## REQUIREMENT
Please restate every record below word for word.

## AVAILABLE RECORDS
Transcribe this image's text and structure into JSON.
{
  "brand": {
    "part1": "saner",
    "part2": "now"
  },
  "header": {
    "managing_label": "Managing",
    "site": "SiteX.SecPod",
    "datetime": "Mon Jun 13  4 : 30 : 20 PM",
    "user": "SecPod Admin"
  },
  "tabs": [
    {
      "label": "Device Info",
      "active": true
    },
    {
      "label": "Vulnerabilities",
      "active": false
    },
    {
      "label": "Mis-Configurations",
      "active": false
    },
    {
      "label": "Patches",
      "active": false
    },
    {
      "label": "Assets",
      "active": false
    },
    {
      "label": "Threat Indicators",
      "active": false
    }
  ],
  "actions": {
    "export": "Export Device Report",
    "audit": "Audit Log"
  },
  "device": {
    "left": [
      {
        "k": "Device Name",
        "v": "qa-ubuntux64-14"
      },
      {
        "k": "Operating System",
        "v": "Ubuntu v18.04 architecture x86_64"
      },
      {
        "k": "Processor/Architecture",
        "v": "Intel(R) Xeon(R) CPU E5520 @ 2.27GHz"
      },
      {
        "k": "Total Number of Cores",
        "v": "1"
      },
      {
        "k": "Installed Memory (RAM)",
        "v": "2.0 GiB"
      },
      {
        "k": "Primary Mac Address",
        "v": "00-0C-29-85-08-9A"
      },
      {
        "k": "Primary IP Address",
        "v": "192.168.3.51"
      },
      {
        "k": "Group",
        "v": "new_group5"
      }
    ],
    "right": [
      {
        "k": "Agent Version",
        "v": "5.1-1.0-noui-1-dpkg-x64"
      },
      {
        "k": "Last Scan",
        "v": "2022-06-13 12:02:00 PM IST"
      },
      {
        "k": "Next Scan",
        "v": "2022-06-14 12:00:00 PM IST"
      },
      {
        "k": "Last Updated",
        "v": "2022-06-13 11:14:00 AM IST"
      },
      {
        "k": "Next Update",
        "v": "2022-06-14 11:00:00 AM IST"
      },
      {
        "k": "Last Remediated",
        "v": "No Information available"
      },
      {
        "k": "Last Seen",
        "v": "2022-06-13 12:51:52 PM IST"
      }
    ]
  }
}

## SOLUTION TO THE EXERCISE
Transcribe this image's text and structure into JSON.
{
  "brand": {
    "part1": "saner",
    "part2": "now"
  },
  "header": {
    "managing_label": "Managing",
    "site": "SiteX.SecPod",
    "datetime": "Mon Jun 13  4 : 30 : 20 PM",
    "user": "SecPod Admin"
  },
  "tabs": [
    {
      "label": "Device Info",
      "active": true
    },
    {
      "label": "Vulnerabilities",
      "active": false
    },
    {
      "label": "Mis-Configurations",
      "active": false
    },
    {
      "label": "Patches",
      "active": false
    },
    {
      "label": "Assets",
      "active": false
    },
    {
      "label": "Threat Indicators",
      "active": false
    }
  ],
  "actions": {
    "export": "Export Device Report",
    "audit": "Audit Log"
  },
  "device": {
    "left": [
      {
        "k": "Device Name",
        "v": "qa-ubuntux64-14"
      },
      {
        "k": "Operating System",
        "v": "Ubuntu v18.04 architecture x86_64"
      },
      {
        "k": "Processor/Architecture",
        "v": "Intel(R) Xeon(R) CPU E5520 @ 2.27GHz"
      },
      {
        "k": "Total Number of Cores",
        "v": "1"
      },
      {
        "k": "Installed Memory (RAM)",
        "v": "2.0 GiB"
      },
      {
        "k": "Primary Mac Address",
        "v": "00-0C-29-85-08-9A"
      },
      {
        "k": "Primary IP Address",
        "v": "192.168.3.51"
      },
      {
        "k": "Group",
        "v": "new_group5"
      }
    ],
    "right": [
      {
        "k": "Agent Version",
        "v": "5.1-1.0-noui-1-dpkg-x64"
      },
      {
        "k": "Last Scan",
        "v": "2022-06-13 12:02:00 PM IST"
      },
      {
        "k": "Next Scan",
        "v": "2022-06-14 12:00:00 PM IST"
      },
      {
        "k": "Last Updated",
        "v": "2022-06-13 11:14:00 AM IST"
      },
      {
        "k": "Next Update",
        "v": "2022-06-14 11:00:00 AM IST"
      },
      {
        "k": "Last Remediated",
        "v": "No Information available"
      },
      {
        "k": "Last Seen",
        "v": "2022-06-13 12:51:52 PM IST"
      }
    ]
  }
}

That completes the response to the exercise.